* What you will do
Give every line of the data again, exactly as it is written.

===== Materials provided

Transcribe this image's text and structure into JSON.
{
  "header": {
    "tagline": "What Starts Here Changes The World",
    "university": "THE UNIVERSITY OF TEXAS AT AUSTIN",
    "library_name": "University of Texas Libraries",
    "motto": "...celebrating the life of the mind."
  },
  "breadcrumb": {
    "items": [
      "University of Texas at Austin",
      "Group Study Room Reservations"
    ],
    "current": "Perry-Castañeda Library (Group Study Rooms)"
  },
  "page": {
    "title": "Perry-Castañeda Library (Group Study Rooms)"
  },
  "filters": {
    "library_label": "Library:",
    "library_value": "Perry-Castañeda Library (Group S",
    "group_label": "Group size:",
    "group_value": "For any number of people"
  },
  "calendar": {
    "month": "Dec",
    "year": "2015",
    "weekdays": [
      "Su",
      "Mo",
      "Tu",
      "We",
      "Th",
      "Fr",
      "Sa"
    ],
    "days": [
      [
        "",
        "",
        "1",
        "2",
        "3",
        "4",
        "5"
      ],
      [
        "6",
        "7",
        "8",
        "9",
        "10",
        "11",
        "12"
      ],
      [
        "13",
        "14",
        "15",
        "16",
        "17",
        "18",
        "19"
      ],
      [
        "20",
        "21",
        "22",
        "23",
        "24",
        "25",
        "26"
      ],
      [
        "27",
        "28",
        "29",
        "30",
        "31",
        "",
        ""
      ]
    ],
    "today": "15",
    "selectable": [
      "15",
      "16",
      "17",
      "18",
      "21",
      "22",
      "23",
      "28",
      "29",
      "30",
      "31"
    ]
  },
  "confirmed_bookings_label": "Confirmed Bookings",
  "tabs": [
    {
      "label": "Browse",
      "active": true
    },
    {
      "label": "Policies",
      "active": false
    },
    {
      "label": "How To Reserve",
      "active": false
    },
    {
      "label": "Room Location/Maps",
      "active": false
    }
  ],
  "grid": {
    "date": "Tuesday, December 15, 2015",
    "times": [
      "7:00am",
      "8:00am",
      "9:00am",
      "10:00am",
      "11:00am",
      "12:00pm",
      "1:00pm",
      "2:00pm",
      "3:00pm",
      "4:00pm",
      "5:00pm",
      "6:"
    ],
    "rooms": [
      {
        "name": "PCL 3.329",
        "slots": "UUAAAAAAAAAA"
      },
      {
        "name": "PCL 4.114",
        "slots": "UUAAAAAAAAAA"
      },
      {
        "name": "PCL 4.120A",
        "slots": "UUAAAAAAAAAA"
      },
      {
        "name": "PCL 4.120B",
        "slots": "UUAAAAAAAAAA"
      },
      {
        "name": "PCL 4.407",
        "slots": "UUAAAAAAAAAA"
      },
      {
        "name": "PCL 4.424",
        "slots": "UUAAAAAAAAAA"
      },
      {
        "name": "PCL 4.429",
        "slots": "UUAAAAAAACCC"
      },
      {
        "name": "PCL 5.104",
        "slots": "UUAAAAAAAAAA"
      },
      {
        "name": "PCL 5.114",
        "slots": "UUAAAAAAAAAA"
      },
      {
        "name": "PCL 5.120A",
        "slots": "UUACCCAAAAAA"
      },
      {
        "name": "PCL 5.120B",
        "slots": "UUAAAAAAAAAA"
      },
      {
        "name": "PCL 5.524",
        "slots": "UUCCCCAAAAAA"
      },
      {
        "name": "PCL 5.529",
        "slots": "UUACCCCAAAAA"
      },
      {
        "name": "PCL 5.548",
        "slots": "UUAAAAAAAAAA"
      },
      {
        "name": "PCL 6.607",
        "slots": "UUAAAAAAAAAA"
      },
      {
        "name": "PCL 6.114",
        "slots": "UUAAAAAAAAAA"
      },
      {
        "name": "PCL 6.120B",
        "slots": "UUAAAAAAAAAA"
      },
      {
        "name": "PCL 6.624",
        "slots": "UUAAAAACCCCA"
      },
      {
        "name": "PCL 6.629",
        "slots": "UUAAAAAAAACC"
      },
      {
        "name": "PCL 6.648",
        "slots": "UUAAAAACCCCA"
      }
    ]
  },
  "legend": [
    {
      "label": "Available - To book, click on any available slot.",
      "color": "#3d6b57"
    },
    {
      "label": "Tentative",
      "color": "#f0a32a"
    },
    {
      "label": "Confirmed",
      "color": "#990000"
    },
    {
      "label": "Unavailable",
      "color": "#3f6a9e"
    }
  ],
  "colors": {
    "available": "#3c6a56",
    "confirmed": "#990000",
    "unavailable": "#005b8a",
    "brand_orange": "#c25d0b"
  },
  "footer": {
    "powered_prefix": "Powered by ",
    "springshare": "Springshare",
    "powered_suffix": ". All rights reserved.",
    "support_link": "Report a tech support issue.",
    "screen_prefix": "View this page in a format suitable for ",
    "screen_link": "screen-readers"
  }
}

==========

* Task solution
Transcribe this image's text and structure into JSON.
{
  "header": {
    "tagline": "What Starts Here Changes The World",
    "university": "THE UNIVERSITY OF TEXAS AT AUSTIN",
    "library_name": "University of Texas Libraries",
    "motto": "...celebrating the life of the mind."
  },
  "breadcrumb": {
    "items": [
      "University of Texas at Austin",
      "Group Study Room Reservations"
    ],
    "current": "Perry-Castañeda Library (Group Study Rooms)"
  },
  "page": {
    "title": "Perry-Castañeda Library (Group Study Rooms)"
  },
  "filters": {
    "library_label": "Library:",
    "library_value": "Perry-Castañeda Library (Group S",
    "group_label": "Group size:",
    "group_value": "For any number of people"
  },
  "calendar": {
    "month": "Dec",
    "year": "2015",
    "weekdays": [
      "Su",
      "Mo",
      "Tu",
      "We",
      "Th",
      "Fr",
      "Sa"
    ],
    "days": [
      [
        "",
        "",
        "1",
        "2",
        "3",
        "4",
        "5"
      ],
      [
        "6",
        "7",
        "8",
        "9",
        "10",
        "11",
        "12"
      ],
      [
        "13",
        "14",
        "15",
        "16",
        "17",
        "18",
        "19"
      ],
      [
        "20",
        "21",
        "22",
        "23",
        "24",
        "25",
        "26"
      ],
      [
        "27",
        "28",
        "29",
        "30",
        "31",
        "",
        ""
      ]
    ],
    "today": "15",
    "selectable": [
      "15",
      "16",
      "17",
      "18",
      "21",
      "22",
      "23",
      "28",
      "29",
      "30",
      "31"
    ]
  },
  "confirmed_bookings_label": "Confirmed Bookings",
  "tabs": [
    {
      "label": "Browse",
      "active": true
    },
    {
      "label": "Policies",
      "active": false
    },
    {
      "label": "How To Reserve",
      "active": false
    },
    {
      "label": "Room Location/Maps",
      "active": false
    }
  ],
  "grid": {
    "date": "Tuesday, December 15, 2015",
    "times": [
      "7:00am",
      "8:00am",
      "9:00am",
      "10:00am",
      "11:00am",
      "12:00pm",
      "1:00pm",
      "2:00pm",
      "3:00pm",
      "4:00pm",
      "5:00pm",
      "6:"
    ],
    "rooms": [
      {
        "name": "PCL 3.329",
        "slots": "UUAAAAAAAAAA"
      },
      {
        "name": "PCL 4.114",
        "slots": "UUAAAAAAAAAA"
      },
      {
        "name": "PCL 4.120A",
        "slots": "UUAAAAAAAAAA"
      },
      {
        "name": "PCL 4.120B",
        "slots": "UUAAAAAAAAAA"
      },
      {
        "name": "PCL 4.407",
        "slots": "UUAAAAAAAAAA"
      },
      {
        "name": "PCL 4.424",
        "slots": "UUAAAAAAAAAA"
      },
      {
        "name": "PCL 4.429",
        "slots": "UUAAAAAAACCC"
      },
      {
        "name": "PCL 5.104",
        "slots": "UUAAAAAAAAAA"
      },
      {
        "name": "PCL 5.114",
        "slots": "UUAAAAAAAAAA"
      },
      {
        "name": "PCL 5.120A",
        "slots": "UUACCCAAAAAA"
      },
      {
        "name": "PCL 5.120B",
        "slots": "UUAAAAAAAAAA"
      },
      {
        "name": "PCL 5.524",
        "slots": "UUCCCCAAAAAA"
      },
      {
        "name": "PCL 5.529",
        "slots": "UUACCCCAAAAA"
      },
      {
        "name": "PCL 5.548",
        "slots": "UUAAAAAAAAAA"
      },
      {
        "name": "PCL 6.607",
        "slots": "UUAAAAAAAAAA"
      },
      {
        "name": "PCL 6.114",
        "slots": "UUAAAAAAAAAA"
      },
      {
        "name": "PCL 6.120B",
        "slots": "UUAAAAAAAAAA"
      },
      {
        "name": "PCL 6.624",
        "slots": "UUAAAAACCCCA"
      },
      {
        "name": "PCL 6.629",
        "slots": "UUAAAAAAAACC"
      },
      {
        "name": "PCL 6.648",
        "slots": "UUAAAAACCCCA"
      }
    ]
  },
  "legend": [
    {
      "label": "Available - To book, click on any available slot.",
      "color": "#3d6b57"
    },
    {
      "label": "Tentative",
      "color": "#f0a32a"
    },
    {
      "label": "Confirmed",
      "color": "#990000"
    },
    {
      "label": "Unavailable",
      "color": "#3f6a9e"
    }
  ],
  "colors": {
    "available": "#3c6a56",
    "confirmed": "#990000",
    "unavailable": "#005b8a",
    "brand_orange": "#c25d0b"
  },
  "footer": {
    "powered_prefix": "Powered by ",
    "springshare": "Springshare",
    "powered_suffix": ". All rights reserved.",
    "support_link": "Report a tech support issue.",
    "screen_prefix": "View this page in a format suitable for ",
    "screen_link": "screen-readers"
  }
}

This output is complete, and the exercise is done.